“CMS plans to increase the penalty for some hospitals that do not comply with Hospital Price Transparency’s final rule. CMS said it would set a minimum civil monetary penalty of $300/day for smaller hospitals with a bed count of 30 or fewer and a fine of $10/bed/day for hospitals with a bed count of more than 30, not to exceed a maximum daily dollar amount of $5,500. Under this approach, for a full calendar year of non-compliance, the minimum total penalty amount would be $109,500 per hospital, and the maximum total penalty amount would be $2,007,500 per hospital.

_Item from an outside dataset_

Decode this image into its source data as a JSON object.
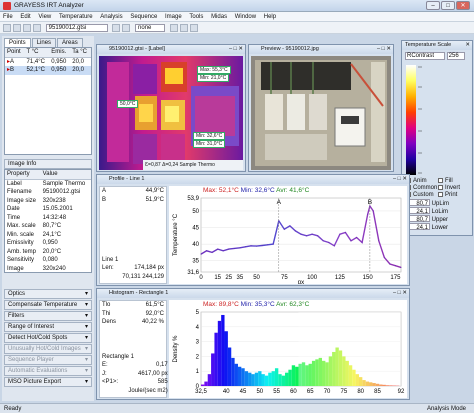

“Based on information that hospitals have made public this year, there is wide variation in prices – even within the same hospital or the same system, depending on what each insurance plan has negotiated with that hospital. CMS committs to ensuring consumers have the information they need to make fully informed decisions regarding their health care. Since health care prices can cause significant financial burdens for consumers,” according to a statement posted on the CMS website.

Biden’s Administration is Seeking Input from the Public Regarding Health Equity

CMS is seeking input on ways to make reporting of health disparities based on social risk factors and race and ethnicity more comprehensive and actionable.

This includes soliciting comments on the potential collection of data and analysis and reporting of quality measurable results by various demographic data points including, but not limited to, race, Medicare/Medicaid dual-eligible status, disability LGBTQ+, and socioeconomic status.

“CMS is committed to addressing significant and persistent inequities in health outcomes in the United States. The new proposed rule helps us improve data collection to better measure and analyze disparities across programs and policies,” said CMS Administrator Brooks-LaSure.

“We are committed to finding opportunities to meet the health needs of patients and consumers where they are, whether it’s by expanding access to onsite care in their communities, ensuring they have access to clear information about health care costs, or enhancing patient safety.”

CMS vows to make annual improvements to the pricing transparency regulation.

The entire “Hospital Price Transparency and Its Implementation in Arkansas, Louisiana, and Texas Report” is in Social Policy 52.1 Magazine.

Leave a Reply

Your email address will not be published. Required fields are marked *

This site uses Akismet to reduce spam. Learn how your comment data is processed.